In Die Zeit (in German; original in Ukrainian) Yermolenko lays out what he sees as the key elements or features of Ukrainian culture, in the broadest sense: for example, that it is anti-tyrannical, tied to the earth, with a key role played by women, regenerative, an active choice, and has always seen itself as part of European culture. He argues that Ukraine today gives Europe a chance to be reborn, to see itself as a family again – in short, that Ukraine is becoming a home for Europe, “ein Zuhause für Europa.”
Yet the disconnect between Ukrainian thinkers and their European counterparts is often stark, nowhere more so than in the case of the Left.
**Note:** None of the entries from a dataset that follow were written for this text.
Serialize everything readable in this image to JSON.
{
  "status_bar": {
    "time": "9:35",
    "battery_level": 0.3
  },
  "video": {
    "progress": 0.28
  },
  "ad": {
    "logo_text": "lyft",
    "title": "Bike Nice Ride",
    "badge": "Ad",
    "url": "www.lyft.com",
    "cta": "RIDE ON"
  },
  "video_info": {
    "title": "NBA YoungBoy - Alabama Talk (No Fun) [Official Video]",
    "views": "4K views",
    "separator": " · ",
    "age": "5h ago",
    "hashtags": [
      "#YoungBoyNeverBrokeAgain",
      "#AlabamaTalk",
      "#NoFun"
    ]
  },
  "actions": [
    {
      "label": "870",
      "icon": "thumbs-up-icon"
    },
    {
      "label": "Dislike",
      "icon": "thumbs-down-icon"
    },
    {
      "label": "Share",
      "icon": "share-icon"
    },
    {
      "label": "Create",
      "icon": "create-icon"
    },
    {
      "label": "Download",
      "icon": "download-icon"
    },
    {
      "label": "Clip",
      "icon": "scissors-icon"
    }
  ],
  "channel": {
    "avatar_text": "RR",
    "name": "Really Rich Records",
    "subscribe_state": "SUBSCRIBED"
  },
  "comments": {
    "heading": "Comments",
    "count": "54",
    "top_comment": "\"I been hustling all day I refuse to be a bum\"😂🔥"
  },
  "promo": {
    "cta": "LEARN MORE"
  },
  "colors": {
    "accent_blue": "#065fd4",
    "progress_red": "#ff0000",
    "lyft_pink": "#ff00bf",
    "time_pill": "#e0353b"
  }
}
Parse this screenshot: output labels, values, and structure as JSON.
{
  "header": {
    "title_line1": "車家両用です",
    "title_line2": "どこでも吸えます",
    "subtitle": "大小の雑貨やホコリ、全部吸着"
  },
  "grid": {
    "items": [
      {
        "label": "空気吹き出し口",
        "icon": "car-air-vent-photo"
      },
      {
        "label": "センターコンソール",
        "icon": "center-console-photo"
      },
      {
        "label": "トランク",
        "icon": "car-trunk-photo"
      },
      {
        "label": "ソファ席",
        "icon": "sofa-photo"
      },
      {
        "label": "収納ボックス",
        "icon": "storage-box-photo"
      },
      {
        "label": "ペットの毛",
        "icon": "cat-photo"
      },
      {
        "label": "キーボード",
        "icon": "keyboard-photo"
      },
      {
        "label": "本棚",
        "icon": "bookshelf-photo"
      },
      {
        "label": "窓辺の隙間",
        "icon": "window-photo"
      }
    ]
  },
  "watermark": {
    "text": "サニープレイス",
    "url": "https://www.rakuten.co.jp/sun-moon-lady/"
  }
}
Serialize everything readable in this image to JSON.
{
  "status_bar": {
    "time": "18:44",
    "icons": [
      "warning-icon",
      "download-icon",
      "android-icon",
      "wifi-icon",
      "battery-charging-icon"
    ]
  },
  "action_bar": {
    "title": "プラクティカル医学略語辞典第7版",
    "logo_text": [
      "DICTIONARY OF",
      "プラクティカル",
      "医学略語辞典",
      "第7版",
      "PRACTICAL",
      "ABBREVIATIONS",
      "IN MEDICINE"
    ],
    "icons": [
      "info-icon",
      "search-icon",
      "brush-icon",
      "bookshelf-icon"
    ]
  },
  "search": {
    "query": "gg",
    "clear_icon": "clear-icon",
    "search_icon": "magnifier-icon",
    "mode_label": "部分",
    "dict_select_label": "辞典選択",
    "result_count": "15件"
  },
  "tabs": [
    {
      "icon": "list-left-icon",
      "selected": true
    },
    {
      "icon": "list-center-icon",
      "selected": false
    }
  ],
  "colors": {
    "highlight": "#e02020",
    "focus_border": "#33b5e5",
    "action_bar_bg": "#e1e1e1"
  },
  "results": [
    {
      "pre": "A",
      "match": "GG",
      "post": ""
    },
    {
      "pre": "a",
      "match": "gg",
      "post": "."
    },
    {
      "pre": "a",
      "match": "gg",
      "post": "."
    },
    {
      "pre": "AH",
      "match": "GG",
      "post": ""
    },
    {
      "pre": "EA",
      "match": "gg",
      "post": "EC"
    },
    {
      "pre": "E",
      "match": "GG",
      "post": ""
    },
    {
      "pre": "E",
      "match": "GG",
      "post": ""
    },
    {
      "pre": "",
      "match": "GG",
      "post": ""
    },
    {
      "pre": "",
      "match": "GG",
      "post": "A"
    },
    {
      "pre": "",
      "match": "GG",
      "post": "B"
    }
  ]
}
In an interview for dschungel, Vasyl Cherepanyn argues that the “so-called pacifism” displayed by many western leftists, as they speak out against weapons for Ukraine or call for a negotiated peace on Putin’s terms, can be understood as a “petty-bourgeois ideology” that fails to reckon with what is actually at stake. “Currently, we all live a borrowed life that was granted to us by the Ukrainians who are keeping the frontline. Without the Ukrainian resistance, my country as well as the EU itself wouldn’t exist in their current forms. At the moment, the EU societies are privileged in the sense that they can still pay for the war crisis financially, whereas Ukrainians pay with their lives. But the more time passes, the less opportunities we have on the table. There is still a big chance to stop Russian fascism on the Ukrainian territory, if the West shows a more dedicated attitude.”
The new wave of terror attacks launched by the Russian Federation on civilian targets using Iranian-made drones underscores just how important one concrete form of support for Ukraine is: namely, air defense. As Nataliya Gumenyuk writes for the Guardian, in a piece published in the immediate aftermath of the attacks in Kyiv and around the country on 10 October,
Ukrainians also worry that after a few hours of compassion from people around the world, we might hear new calls to surrender. These, coming from the safety of far-off European towns, sound not just inappropriate, but unethical. The multiple crimes committed in occupied territories such as Bucha and Izium show that the alternatives to resistance can be not just persecution, but mass execution and torture.
We are scared at the moment, but that is different to living in perpetual fear. Ukrainian defiance doesn’t mean bravado. More than anything, the feeling you get while sitting in a basement looking at the air raid warning map for five hours and 37 minutes is pragmatism. We think not about grand ideas, but electricity and water supplies, documents, daily rations and contingency plans.
Out of more than 80 rockets fired into Ukraine today, at least half were reportedly shot down by the Ukrainian air defence. What can look terrifying and inevitable can be stopped with proper defences. This looks like the only rational answer to the irrational assault on our parks, universities, museums. It must continue.
"As the missiles strike Kyiv, of course we are scared – but war has made us practical" by Nataliya Gumenyuk